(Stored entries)

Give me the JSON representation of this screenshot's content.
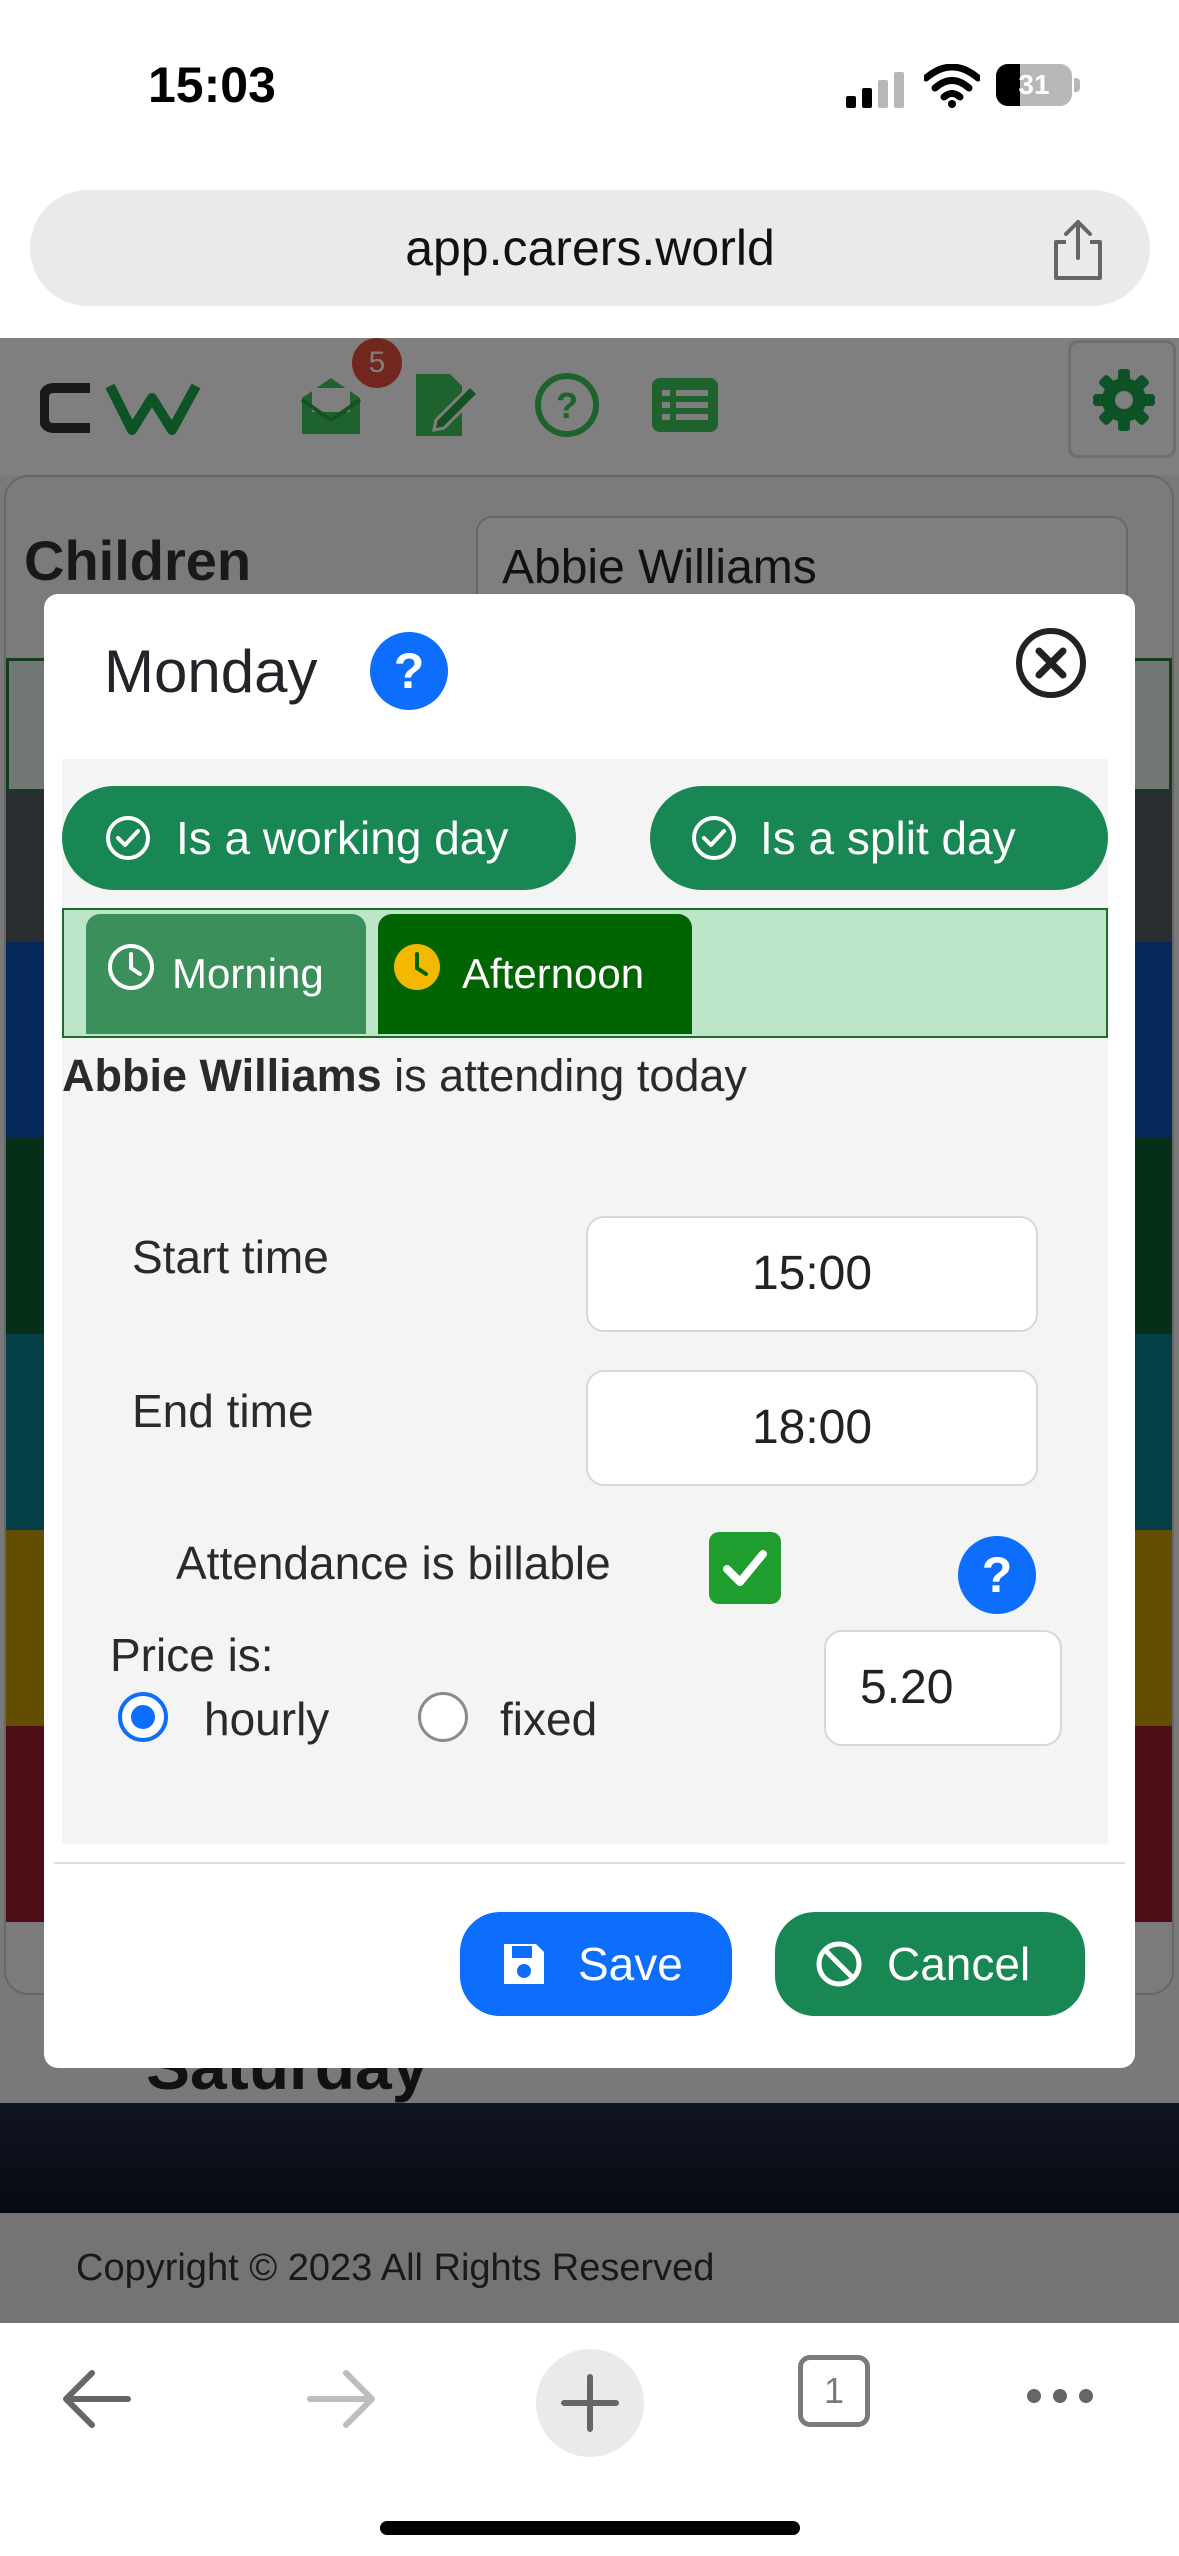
{
  "status_bar": {
    "time": "15:03",
    "battery_level": "31",
    "battery_fraction": 0.31
  },
  "browser": {
    "url": "app.carers.world",
    "open_tabs": "1"
  },
  "page": {
    "header": {
      "notification_count": "5",
      "logo_text": "CW"
    },
    "children_label": "Children",
    "selected_child": "Abbie Williams",
    "behind_modal_day": "Saturday",
    "day_band_colors": [
      "#0d4fb3",
      "#0d5e35",
      "#0a7f8f",
      "#c79a00",
      "#9b1f2a"
    ],
    "footer": "Copyright © 2023 All Rights Reserved"
  },
  "modal": {
    "title": "Monday",
    "toggles": {
      "working_day": "Is a working day",
      "split_day": "Is a split day"
    },
    "tabs": [
      {
        "label": "Morning",
        "active": false
      },
      {
        "label": "Afternoon",
        "active": true
      }
    ],
    "attendance": {
      "child_name": "Abbie Williams",
      "suffix": " is attending today"
    },
    "start_time": {
      "label": "Start time",
      "value": "15:00"
    },
    "end_time": {
      "label": "End time",
      "value": "18:00"
    },
    "billable": {
      "label": "Attendance is billable",
      "checked": true
    },
    "price": {
      "label": "Price is:",
      "options": [
        {
          "label": "hourly",
          "selected": true
        },
        {
          "label": "fixed",
          "selected": false
        }
      ],
      "value": "5.20"
    },
    "buttons": {
      "save": "Save",
      "cancel": "Cancel"
    },
    "help_glyph": "?"
  },
  "colors": {
    "primary": "#0d6efd",
    "success": "#198754",
    "tab_active": "#006400",
    "tab_inactive": "#3a8f5a",
    "clock_active": "#f5b800"
  }
}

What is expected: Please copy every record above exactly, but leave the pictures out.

Answer to this task:
Give me the JSON representation of this screenshot's content.
{
  "status_bar": {
    "time": "15:03",
    "battery_level": "31",
    "battery_fraction": 0.31
  },
  "browser": {
    "url": "app.carers.world",
    "open_tabs": "1"
  },
  "page": {
    "header": {
      "notification_count": "5",
      "logo_text": "CW"
    },
    "children_label": "Children",
    "selected_child": "Abbie Williams",
    "behind_modal_day": "Saturday",
    "day_band_colors": [
      "#0d4fb3",
      "#0d5e35",
      "#0a7f8f",
      "#c79a00",
      "#9b1f2a"
    ],
    "footer": "Copyright © 2023 All Rights Reserved"
  },
  "modal": {
    "title": "Monday",
    "toggles": {
      "working_day": "Is a working day",
      "split_day": "Is a split day"
    },
    "tabs": [
      {
        "label": "Morning",
        "active": false
      },
      {
        "label": "Afternoon",
        "active": true
      }
    ],
    "attendance": {
      "child_name": "Abbie Williams",
      "suffix": " is attending today"
    },
    "start_time": {
      "label": "Start time",
      "value": "15:00"
    },
    "end_time": {
      "label": "End time",
      "value": "18:00"
    },
    "billable": {
      "label": "Attendance is billable",
      "checked": true
    },
    "price": {
      "label": "Price is:",
      "options": [
        {
          "label": "hourly",
          "selected": true
        },
        {
          "label": "fixed",
          "selected": false
        }
      ],
      "value": "5.20"
    },
    "buttons": {
      "save": "Save",
      "cancel": "Cancel"
    },
    "help_glyph": "?"
  },
  "colors": {
    "primary": "#0d6efd",
    "success": "#198754",
    "tab_active": "#006400",
    "tab_inactive": "#3a8f5a",
    "clock_active": "#f5b800"
  }
}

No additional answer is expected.